[Warning: Contains spoilers!!]
A green lawn, red roses, and a white picket fence. Red lipstick, a pink sweater, and beautiful blonde hair. Yellow curtains, a yellow suit, and a roll of yellow police tape. Green, rotting flesh, black, crawling ants, and ribbons and ribbons of blue velvet. The logging town of Lumberton has a secret; a terrible, terrible secret that defies explanations and answers. A severed ear is found in a field. Bodies sprawl in back alleys. And somewhere nearby a well-dressed criminal lip-syncs Roy Orbison as another huffs gas and wails for his mommy. The central crime at the heart of David Lynch’s Blue Velvet may eventually be solved, but it is only one facet of a world grown sick and gangrenous. The how’s, what’s, and who’s may be answered, but the why’s elude us. They will always elude us. And all that will remain when the curtain closes is the memory of a mystery; the impossibility of Lynch’s imagery; the enigma of blue velvet.

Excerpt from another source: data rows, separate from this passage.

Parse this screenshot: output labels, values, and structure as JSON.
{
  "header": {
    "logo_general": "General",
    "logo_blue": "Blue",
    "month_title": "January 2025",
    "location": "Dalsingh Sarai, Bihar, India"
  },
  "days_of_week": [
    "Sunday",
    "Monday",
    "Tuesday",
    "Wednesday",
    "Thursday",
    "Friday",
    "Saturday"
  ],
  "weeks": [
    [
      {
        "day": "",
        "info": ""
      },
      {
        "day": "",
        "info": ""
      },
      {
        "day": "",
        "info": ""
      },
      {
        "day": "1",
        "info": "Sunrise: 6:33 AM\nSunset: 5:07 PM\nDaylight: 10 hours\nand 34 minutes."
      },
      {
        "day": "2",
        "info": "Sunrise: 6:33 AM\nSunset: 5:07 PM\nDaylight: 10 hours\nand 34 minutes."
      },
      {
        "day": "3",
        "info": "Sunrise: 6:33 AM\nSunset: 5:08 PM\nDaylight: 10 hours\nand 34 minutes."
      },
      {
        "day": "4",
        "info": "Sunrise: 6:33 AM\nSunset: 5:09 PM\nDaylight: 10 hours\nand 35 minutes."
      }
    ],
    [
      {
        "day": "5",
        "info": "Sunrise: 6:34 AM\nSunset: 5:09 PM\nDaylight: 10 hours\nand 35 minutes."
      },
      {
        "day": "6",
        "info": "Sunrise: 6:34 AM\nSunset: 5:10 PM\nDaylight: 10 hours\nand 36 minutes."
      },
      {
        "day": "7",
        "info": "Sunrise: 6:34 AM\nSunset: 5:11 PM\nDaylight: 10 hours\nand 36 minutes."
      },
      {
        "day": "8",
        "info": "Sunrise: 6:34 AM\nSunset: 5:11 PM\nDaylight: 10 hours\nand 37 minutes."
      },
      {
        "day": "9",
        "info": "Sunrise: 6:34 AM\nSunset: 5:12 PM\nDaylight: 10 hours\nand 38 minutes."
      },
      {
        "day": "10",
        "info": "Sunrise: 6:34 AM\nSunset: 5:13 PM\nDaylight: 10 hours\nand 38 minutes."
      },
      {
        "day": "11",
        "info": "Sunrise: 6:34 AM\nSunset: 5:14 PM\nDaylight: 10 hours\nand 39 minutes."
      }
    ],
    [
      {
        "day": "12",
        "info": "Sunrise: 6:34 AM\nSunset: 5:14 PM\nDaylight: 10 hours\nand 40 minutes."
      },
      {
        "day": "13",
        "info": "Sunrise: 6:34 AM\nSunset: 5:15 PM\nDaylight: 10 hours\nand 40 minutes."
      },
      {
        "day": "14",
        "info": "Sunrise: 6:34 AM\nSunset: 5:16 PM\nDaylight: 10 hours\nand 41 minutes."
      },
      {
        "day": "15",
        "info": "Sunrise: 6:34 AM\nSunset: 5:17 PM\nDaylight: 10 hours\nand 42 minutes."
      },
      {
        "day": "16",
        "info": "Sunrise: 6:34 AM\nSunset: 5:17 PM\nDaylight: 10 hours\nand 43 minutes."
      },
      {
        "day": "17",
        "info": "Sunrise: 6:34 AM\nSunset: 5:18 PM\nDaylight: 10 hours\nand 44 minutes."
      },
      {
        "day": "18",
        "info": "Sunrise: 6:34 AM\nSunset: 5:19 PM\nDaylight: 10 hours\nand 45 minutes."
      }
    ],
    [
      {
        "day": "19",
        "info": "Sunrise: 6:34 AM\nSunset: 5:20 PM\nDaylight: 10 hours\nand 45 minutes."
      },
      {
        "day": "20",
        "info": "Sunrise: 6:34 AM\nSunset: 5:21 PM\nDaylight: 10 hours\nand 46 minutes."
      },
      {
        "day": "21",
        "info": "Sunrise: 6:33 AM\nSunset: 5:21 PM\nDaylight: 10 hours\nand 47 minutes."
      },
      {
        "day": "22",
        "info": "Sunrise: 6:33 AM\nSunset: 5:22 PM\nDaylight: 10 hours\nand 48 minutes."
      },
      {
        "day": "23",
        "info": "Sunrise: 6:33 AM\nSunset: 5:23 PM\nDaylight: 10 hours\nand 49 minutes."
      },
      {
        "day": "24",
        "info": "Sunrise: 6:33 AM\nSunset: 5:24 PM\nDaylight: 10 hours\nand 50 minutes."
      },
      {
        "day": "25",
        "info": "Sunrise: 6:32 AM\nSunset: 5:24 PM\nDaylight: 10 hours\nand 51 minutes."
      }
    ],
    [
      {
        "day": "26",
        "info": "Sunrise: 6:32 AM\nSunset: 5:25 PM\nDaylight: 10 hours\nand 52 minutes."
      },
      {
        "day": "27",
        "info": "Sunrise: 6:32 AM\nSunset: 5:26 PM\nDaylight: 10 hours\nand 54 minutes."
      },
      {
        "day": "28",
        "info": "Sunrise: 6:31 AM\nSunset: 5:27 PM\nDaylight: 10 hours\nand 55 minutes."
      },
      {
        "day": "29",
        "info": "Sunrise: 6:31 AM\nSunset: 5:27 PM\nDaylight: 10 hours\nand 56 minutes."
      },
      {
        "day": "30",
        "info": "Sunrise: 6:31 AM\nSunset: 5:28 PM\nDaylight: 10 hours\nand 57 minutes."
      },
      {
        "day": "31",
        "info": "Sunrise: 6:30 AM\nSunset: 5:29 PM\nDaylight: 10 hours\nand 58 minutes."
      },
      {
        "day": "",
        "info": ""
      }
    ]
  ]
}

So what are the facts of the case? Jeffrey Beaumont (Kyle MacLachlan), upon returning home from visiting his injured father in the hospital, discovers a human ear in an abandoned lot. He investigates a woman he believes to be involved: nightclub singer Dorothy Vallens (Isabella Rossellini). During an illegal search of her apartment, he witnesses her being savagely beaten, abused, and raped by a psychotic named Frank Booth (Dennis Hopper). To his horror, he learns that Frank is holding her husband and young son hostage in return for sexual favors. Later Dorothy’s husband is discovered dead, sans ear. The police move in, Frank is shot, and the day is saved.
But Blue Velvet is not so simple a film. The facts of the case are mere distractions. Here is a film about mood and atmosphere, tone and texture. The opening scene sets the tone for the entire film: a picturesque neighborhood where the sun is shining, waving firefighters roll down the street, and sweet music drifts in the background, bearing witness to an old man having a violent stroke. And in one of the most famous close-ups of the 80s, the camera sinks down into his perfect lawn to find a horde of insects chewing, devouring, screaming.
The shrieking dualities of Lumberton can best be observed in Jeffrey’s relationships with women. His girlfriend, Sandy (Laura Dern), wears the kind of plain, unassuming clothing you would expect to see on a Mayberry teeny-bopper fresh from a sock hop. Their flirting seems a little too cute, a little too charming (“You know the chicken walk?”). Shimmering keyboard music underscores their earnest confessions of true love. But the nighttime sees Jeffrey betray Sandy as he is drawn into an intensely sexual, sadomasochistic relationship with Dorothy. Soon they are caught by Frank, and Jeffrey is taken on a nightmarish “joy ride” where he is humiliated and beaten while Dorothy screams in helpless protest. Then the night clears and Jeffrey is back in the world of 1950s sitcoms.
Much has been said about how Blue Velvet is a satire of benign Americana. But I’m not so sure the film is dead-set on reflecting, refracting, and rejecting the American Dream. Yes, the ending seems a bit too perfect and contrived. But consider this: many of Lynch’s films see his protagonists find some measure of peace and fulfillment in the end. Henry Spencer embraces the Lady in the Radiator in Eraserhead (1977). John Merrick finds relief in death in The Elephant Man (1980). Paul Atreides brings rain to Arrakis in Dune (1984). And Sailor comes back to Lula and their child in Wild at Heart (1990). Perhaps the ending of Blue Velvet is precisely what it appears to be: happy. And if that is true, then what does that say about the supposed cynicism within the rest of Blue Velvet? About David Lynch? About the rest of his films? Mysteries beget mysteries beget mysteries. Just when you think you figure Blue Velvet out, a hundred more questions arise.